Avedisian: Abstract Paintings

Backroom Salon: Laura Von Rosk, David Konigsberg, Darshan Russell, James O'Shea

July 12, 2012 through August 12, 2012

Carrie Haddad Gallery is pleased to announce its upcoming exhibition, “Avedisian: Paintings and Drawings”, featuring works by the late Edward Avedisian. The show is on view from July 12 through August 12, 2012. An opening reception will be held on Saturday, July 14, from 6-8pm. All are invited to attend.
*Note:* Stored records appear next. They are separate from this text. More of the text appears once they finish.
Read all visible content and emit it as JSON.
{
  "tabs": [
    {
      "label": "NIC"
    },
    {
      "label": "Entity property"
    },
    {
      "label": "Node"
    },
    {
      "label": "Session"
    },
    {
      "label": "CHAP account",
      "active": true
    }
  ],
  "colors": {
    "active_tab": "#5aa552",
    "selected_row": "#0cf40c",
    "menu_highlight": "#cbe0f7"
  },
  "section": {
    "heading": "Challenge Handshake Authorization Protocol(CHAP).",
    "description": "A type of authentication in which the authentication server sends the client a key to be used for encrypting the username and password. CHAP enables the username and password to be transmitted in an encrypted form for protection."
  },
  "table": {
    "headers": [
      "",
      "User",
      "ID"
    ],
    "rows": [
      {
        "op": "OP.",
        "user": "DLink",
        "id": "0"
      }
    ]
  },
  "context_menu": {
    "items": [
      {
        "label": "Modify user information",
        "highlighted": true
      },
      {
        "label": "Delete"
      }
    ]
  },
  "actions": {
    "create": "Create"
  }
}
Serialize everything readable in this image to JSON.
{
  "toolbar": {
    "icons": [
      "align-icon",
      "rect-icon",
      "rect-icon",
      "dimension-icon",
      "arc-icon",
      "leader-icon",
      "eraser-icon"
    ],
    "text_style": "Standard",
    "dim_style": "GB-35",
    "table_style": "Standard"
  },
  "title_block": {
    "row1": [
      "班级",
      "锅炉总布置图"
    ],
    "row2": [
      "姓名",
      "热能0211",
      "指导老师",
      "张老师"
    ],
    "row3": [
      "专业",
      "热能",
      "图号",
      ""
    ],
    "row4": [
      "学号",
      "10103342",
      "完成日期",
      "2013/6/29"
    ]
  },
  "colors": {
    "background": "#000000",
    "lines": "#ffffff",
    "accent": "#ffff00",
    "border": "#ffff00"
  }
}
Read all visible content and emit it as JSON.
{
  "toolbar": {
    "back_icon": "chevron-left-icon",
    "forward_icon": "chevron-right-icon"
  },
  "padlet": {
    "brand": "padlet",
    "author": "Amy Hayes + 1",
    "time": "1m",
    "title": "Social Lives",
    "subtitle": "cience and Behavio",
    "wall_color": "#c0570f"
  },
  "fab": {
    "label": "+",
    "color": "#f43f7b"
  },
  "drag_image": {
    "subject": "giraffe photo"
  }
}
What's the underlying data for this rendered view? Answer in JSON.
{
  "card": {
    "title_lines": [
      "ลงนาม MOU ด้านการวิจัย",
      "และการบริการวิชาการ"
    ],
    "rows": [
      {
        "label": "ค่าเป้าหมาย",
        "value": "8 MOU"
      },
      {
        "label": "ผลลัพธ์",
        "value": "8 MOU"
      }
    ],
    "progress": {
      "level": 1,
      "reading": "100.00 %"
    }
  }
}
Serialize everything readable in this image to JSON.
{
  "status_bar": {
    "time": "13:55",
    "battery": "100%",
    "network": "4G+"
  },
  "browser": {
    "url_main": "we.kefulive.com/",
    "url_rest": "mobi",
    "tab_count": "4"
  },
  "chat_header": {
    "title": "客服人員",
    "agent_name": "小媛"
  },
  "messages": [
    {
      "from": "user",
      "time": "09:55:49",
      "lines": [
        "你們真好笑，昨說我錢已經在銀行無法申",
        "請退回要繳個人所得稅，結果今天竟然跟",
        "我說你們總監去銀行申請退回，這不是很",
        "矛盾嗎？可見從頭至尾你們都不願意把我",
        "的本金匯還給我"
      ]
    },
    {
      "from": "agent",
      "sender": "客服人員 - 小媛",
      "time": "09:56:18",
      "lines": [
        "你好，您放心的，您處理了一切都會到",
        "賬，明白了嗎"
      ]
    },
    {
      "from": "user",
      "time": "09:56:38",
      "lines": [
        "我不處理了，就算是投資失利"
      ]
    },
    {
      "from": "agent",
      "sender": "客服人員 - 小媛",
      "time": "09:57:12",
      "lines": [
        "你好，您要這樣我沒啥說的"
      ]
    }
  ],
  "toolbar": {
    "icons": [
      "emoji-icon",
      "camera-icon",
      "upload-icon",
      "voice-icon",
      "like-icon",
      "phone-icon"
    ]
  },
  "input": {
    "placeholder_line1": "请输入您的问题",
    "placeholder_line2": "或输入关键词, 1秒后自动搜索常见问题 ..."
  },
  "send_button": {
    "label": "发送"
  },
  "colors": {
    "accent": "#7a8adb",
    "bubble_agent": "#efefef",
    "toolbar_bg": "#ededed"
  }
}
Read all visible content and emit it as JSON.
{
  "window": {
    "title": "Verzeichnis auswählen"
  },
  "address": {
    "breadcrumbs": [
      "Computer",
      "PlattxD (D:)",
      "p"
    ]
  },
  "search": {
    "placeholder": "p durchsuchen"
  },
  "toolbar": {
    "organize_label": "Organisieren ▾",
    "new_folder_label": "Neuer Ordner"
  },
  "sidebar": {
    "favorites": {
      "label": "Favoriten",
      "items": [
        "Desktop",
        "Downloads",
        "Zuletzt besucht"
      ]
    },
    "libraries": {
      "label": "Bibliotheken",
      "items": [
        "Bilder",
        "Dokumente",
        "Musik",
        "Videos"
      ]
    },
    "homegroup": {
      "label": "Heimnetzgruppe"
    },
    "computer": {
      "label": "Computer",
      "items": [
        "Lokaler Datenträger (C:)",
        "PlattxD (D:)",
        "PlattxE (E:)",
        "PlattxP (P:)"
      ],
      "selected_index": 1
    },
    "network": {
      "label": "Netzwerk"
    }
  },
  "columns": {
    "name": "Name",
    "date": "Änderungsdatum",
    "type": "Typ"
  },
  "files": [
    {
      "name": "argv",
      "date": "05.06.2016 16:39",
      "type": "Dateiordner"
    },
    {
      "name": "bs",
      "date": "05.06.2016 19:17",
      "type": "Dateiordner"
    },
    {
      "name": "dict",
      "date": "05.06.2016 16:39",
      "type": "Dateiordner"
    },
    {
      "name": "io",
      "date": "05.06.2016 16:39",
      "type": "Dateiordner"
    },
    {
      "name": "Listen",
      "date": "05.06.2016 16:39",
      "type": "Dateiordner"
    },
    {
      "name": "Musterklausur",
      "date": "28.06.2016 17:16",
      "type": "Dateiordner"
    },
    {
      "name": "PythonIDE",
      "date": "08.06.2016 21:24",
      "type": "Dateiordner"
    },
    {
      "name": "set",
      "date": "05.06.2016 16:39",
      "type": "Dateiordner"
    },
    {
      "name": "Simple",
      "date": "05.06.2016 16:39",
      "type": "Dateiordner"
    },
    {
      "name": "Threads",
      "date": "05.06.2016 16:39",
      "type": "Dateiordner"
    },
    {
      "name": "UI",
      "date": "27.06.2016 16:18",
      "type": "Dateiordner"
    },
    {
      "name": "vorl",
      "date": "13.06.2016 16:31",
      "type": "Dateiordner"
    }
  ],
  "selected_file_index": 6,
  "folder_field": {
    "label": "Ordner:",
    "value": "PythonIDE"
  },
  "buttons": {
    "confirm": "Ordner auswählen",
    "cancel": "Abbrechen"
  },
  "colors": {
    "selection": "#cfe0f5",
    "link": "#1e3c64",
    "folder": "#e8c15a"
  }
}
Avedisian, the New York art world’s very own Wunderkind of the 60s and 70s, made his fame with his Kool-Aid paintings - large, elegantly bold fields of color abstraction. Works in this show will include these early Kool-Aid paintings, a series of poured thick acrylic paintings, small works on paper, and the later representational paintings done in Hudson, NY. Avedisian's work can be found in the permanent collections of the Metropolitan Museum of Art, the Whitney, the Guggenheim and the Museum of Modern Art in New York City. Need we say more? This is a show worth seeing. For the past few years Carrie Haddad Gallery has been working with Avedisian’s son, unrolling and unveiling canvases that were painted 40 years ago, but never seen by the public. Abstract paintings from the 1960’s, described by Roberta Smith in The New York Times as “brilliantly colored, boldly composed canvases that combined Minimalism’s rigor, Pop’s exuberance and the saturated tones of Color Field painting” will join several of Avedisian’s thick, poured and splattered abstract works of the 1970’s and 80’s. The gallery is most proud to include many of Avedisian's representational paintings which he made in Hudson during the last 30 years of his life. Edward Avedisian was born in Lowell, Massachusetts in 1936 and studied art at the BostonMuseumSchool. By the late 1950s he was living in New York City, part of a generation of promising young painters that included Frank Stella, Larry Poons and Darby Bannard. In the 1960’s, Edward Avedisian was one of the youngest of those luminaries producing a grand new breed of abstract painting. Shown first at Ivan Karp and Dick Bellamy’s Hansa Gallery, as well as Tibor deNagy, and then at Robert Elkon, Avedisian’s mix of pop playfulness, color field cool and high formalist style put his art in a unique, and at the time generously rewarded, position. One of his paintings was featured on the cover of Artforum, in 1969, and his work was included in the 1965 Op Art The Responsive Eye exhibition at the Museum of Modern Art and in five annuals at the Whitney Museum of American Art. His paintings were widely sought after by collectors and acquired by major museums from New York to California. In 1977, Avedisian moved to Hudson and into a large Federal house on lower Warren Street. There he evolved and developed a new and very direct style of painting – one which continued to utilize his existing color field techniques yet towards works of a more narrative and figurative nature. His landscapes and other representational paintings are fantastically sophisticated with their abstract flatness, striking tonal palette, lyrical composition, and seemingly banal imagery of houses and sky, men with their trucks, oblique views of backyards and farms, and a few cats - Marvelous. But, now it was the 70’s and he was in Hudson, NY, not Manhattan, and the clamor for exhibits in NYC slowed to a halt. He never stopped painting, though, and sold well to a growing number of admirers.

In the backroom of the gallery there will be a salon of gallery artists including landscapes by Laura Von Rosk, cityscapes by Darshan Russell, and works on paper by James O'Shea.

Darshan Russell

David Konigsberg

Edward Avedisian

James O'Shea

Laura Von Rosk